- **PROBLEM DETAILS**: Within the data below, tally the lines that contain "Staff" and state only the total.

- **RECORDS SUPPLIED**:
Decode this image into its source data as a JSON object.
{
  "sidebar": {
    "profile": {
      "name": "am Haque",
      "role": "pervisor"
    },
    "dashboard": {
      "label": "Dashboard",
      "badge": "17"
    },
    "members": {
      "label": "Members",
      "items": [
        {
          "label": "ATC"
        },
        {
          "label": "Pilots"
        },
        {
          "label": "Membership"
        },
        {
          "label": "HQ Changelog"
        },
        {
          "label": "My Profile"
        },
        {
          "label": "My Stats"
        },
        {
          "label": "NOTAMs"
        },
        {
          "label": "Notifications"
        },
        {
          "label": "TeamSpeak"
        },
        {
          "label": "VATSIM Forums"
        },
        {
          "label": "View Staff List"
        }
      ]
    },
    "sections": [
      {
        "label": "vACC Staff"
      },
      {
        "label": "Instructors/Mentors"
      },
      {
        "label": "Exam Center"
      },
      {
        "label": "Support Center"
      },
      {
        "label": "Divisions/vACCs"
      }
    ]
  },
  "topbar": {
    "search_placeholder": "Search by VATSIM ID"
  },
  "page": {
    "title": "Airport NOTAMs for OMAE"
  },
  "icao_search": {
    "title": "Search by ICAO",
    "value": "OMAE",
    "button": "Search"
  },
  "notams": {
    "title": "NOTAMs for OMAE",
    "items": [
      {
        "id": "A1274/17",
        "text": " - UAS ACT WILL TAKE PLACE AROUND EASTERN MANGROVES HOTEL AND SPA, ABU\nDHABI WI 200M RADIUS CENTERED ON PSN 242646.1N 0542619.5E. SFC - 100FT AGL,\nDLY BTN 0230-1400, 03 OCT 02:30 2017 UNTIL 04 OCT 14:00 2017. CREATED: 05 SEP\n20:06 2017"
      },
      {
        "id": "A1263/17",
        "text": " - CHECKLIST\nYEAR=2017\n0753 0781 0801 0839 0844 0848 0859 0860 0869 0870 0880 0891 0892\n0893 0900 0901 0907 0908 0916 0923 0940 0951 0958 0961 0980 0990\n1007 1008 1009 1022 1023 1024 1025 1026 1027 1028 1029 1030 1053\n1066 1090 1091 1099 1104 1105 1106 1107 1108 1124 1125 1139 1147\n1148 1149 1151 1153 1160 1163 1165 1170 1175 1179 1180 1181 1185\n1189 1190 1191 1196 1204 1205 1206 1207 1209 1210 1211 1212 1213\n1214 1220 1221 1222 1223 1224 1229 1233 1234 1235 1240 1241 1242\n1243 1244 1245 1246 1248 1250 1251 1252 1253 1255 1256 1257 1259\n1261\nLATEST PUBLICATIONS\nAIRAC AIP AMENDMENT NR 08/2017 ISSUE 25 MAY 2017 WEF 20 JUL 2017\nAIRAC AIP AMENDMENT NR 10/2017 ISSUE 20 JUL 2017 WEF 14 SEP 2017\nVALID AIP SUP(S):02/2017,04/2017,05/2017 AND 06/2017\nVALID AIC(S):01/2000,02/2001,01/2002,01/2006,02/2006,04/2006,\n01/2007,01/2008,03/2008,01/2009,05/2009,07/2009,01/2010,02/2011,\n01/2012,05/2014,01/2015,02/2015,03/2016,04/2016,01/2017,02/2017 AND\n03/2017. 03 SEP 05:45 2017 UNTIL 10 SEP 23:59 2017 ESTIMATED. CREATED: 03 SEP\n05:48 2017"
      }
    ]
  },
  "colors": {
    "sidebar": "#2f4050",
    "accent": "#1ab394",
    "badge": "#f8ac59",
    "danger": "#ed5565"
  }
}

- **TASK ANSWER**: 2